* [Exercise brief]: Make an exact copy of the records, leaving out the images.

* [Data provided]:

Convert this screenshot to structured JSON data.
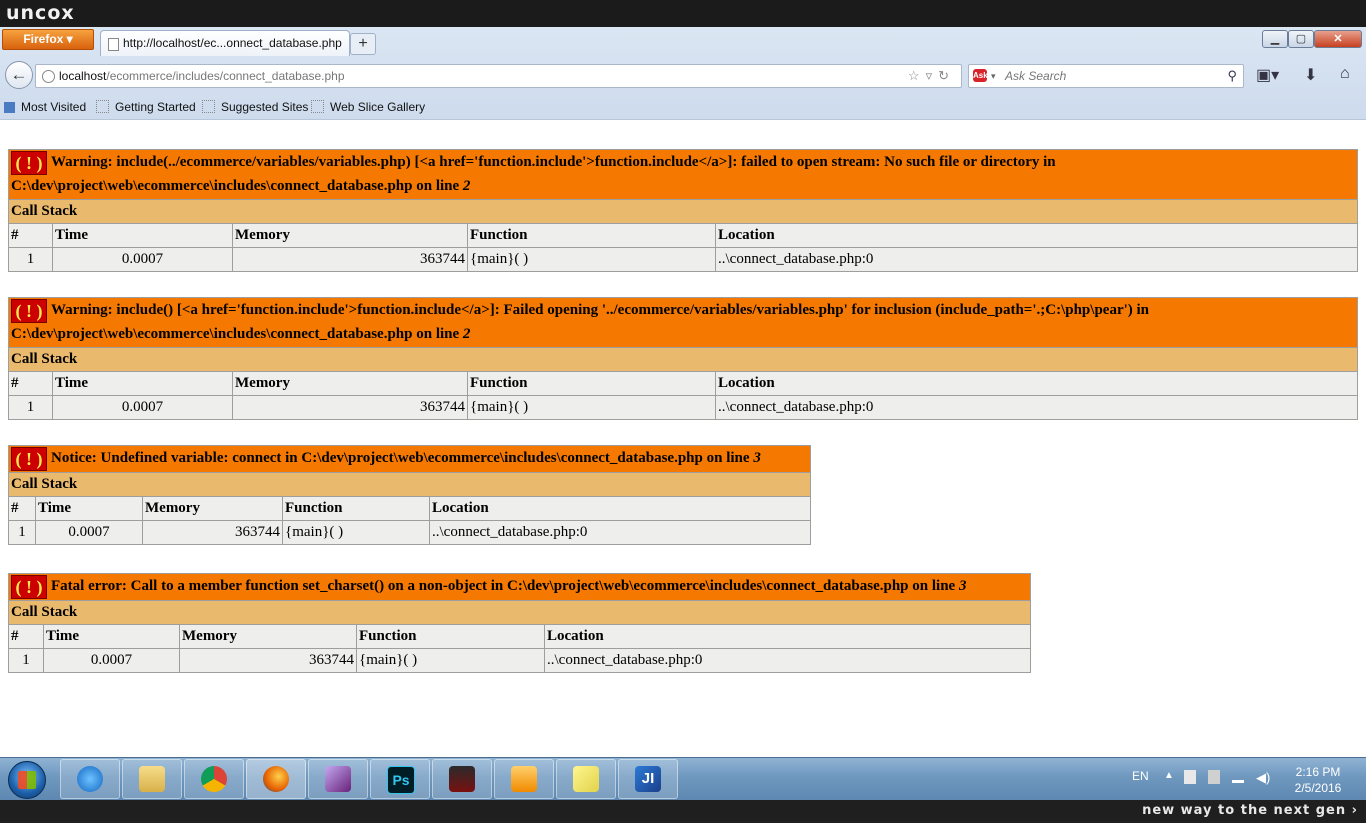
{
  "os": {
    "brand": "uncox",
    "slogan": "new way to the next gen ›",
    "tray": {
      "lang": "EN",
      "time": "2:16 PM",
      "date": "2/5/2016"
    }
  },
  "browser": {
    "menu_button": "Firefox ▾",
    "tab_title": "http://localhost/ec...onnect_database.php",
    "new_tab": "+",
    "url_host": "localhost",
    "url_path": "/ecommerce/includes/connect_database.php",
    "search_placeholder": "Ask Search",
    "bookmarks": [
      "Most Visited",
      "Getting Started",
      "Suggested Sites",
      "Web Slice Gallery"
    ]
  },
  "errors": [
    {
      "message": "Warning: include(../ecommerce/variables/variables.php) [<a href='function.include'>function.include</a>]: failed to open stream: No such file or directory in C:\\dev\\project\\web\\ecommerce\\includes\\connect_database.php on line ",
      "line": "2",
      "call_stack_label": "Call Stack",
      "columns": [
        "#",
        "Time",
        "Memory",
        "Function",
        "Location"
      ],
      "rows": [
        [
          "1",
          "0.0007",
          "363744",
          "{main}( )",
          "..\\connect_database.php:0"
        ]
      ]
    },
    {
      "message": "Warning: include() [<a href='function.include'>function.include</a>]: Failed opening '../ecommerce/variables/variables.php' for inclusion (include_path='.;C:\\php\\pear') in C:\\dev\\project\\web\\ecommerce\\includes\\connect_database.php on line ",
      "line": "2",
      "call_stack_label": "Call Stack",
      "columns": [
        "#",
        "Time",
        "Memory",
        "Function",
        "Location"
      ],
      "rows": [
        [
          "1",
          "0.0007",
          "363744",
          "{main}( )",
          "..\\connect_database.php:0"
        ]
      ]
    },
    {
      "message": "Notice: Undefined variable: connect in C:\\dev\\project\\web\\ecommerce\\includes\\connect_database.php on line ",
      "line": "3",
      "call_stack_label": "Call Stack",
      "columns": [
        "#",
        "Time",
        "Memory",
        "Function",
        "Location"
      ],
      "rows": [
        [
          "1",
          "0.0007",
          "363744",
          "{main}( )",
          "..\\connect_database.php:0"
        ]
      ]
    },
    {
      "message": "Fatal error: Call to a member function set_charset() on a non-object in C:\\dev\\project\\web\\ecommerce\\includes\\connect_database.php on line ",
      "line": "3",
      "call_stack_label": "Call Stack",
      "columns": [
        "#",
        "Time",
        "Memory",
        "Function",
        "Location"
      ],
      "rows": [
        [
          "1",
          "0.0007",
          "363744",
          "{main}( )",
          "..\\connect_database.php:0"
        ]
      ]
    }
  ],
  "error_icon_text": "( ! )",
  "colors": {
    "error_header": "#f57900",
    "call_stack_header": "#e9b96e",
    "cell_bg": "#eeeeec",
    "icon_bg": "#cc0000"
  }
}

* [Exercise response]:
Convert this screenshot to structured JSON data.
{
  "os": {
    "brand": "uncox",
    "slogan": "new way to the next gen ›",
    "tray": {
      "lang": "EN",
      "time": "2:16 PM",
      "date": "2/5/2016"
    }
  },
  "browser": {
    "menu_button": "Firefox ▾",
    "tab_title": "http://localhost/ec...onnect_database.php",
    "new_tab": "+",
    "url_host": "localhost",
    "url_path": "/ecommerce/includes/connect_database.php",
    "search_placeholder": "Ask Search",
    "bookmarks": [
      "Most Visited",
      "Getting Started",
      "Suggested Sites",
      "Web Slice Gallery"
    ]
  },
  "errors": [
    {
      "message": "Warning: include(../ecommerce/variables/variables.php) [<a href='function.include'>function.include</a>]: failed to open stream: No such file or directory in C:\\dev\\project\\web\\ecommerce\\includes\\connect_database.php on line ",
      "line": "2",
      "call_stack_label": "Call Stack",
      "columns": [
        "#",
        "Time",
        "Memory",
        "Function",
        "Location"
      ],
      "rows": [
        [
          "1",
          "0.0007",
          "363744",
          "{main}( )",
          "..\\connect_database.php:0"
        ]
      ]
    },
    {
      "message": "Warning: include() [<a href='function.include'>function.include</a>]: Failed opening '../ecommerce/variables/variables.php' for inclusion (include_path='.;C:\\php\\pear') in C:\\dev\\project\\web\\ecommerce\\includes\\connect_database.php on line ",
      "line": "2",
      "call_stack_label": "Call Stack",
      "columns": [
        "#",
        "Time",
        "Memory",
        "Function",
        "Location"
      ],
      "rows": [
        [
          "1",
          "0.0007",
          "363744",
          "{main}( )",
          "..\\connect_database.php:0"
        ]
      ]
    },
    {
      "message": "Notice: Undefined variable: connect in C:\\dev\\project\\web\\ecommerce\\includes\\connect_database.php on line ",
      "line": "3",
      "call_stack_label": "Call Stack",
      "columns": [
        "#",
        "Time",
        "Memory",
        "Function",
        "Location"
      ],
      "rows": [
        [
          "1",
          "0.0007",
          "363744",
          "{main}( )",
          "..\\connect_database.php:0"
        ]
      ]
    },
    {
      "message": "Fatal error: Call to a member function set_charset() on a non-object in C:\\dev\\project\\web\\ecommerce\\includes\\connect_database.php on line ",
      "line": "3",
      "call_stack_label": "Call Stack",
      "columns": [
        "#",
        "Time",
        "Memory",
        "Function",
        "Location"
      ],
      "rows": [
        [
          "1",
          "0.0007",
          "363744",
          "{main}( )",
          "..\\connect_database.php:0"
        ]
      ]
    }
  ],
  "error_icon_text": "( ! )",
  "colors": {
    "error_header": "#f57900",
    "call_stack_header": "#e9b96e",
    "cell_bg": "#eeeeec",
    "icon_bg": "#cc0000"
  }
}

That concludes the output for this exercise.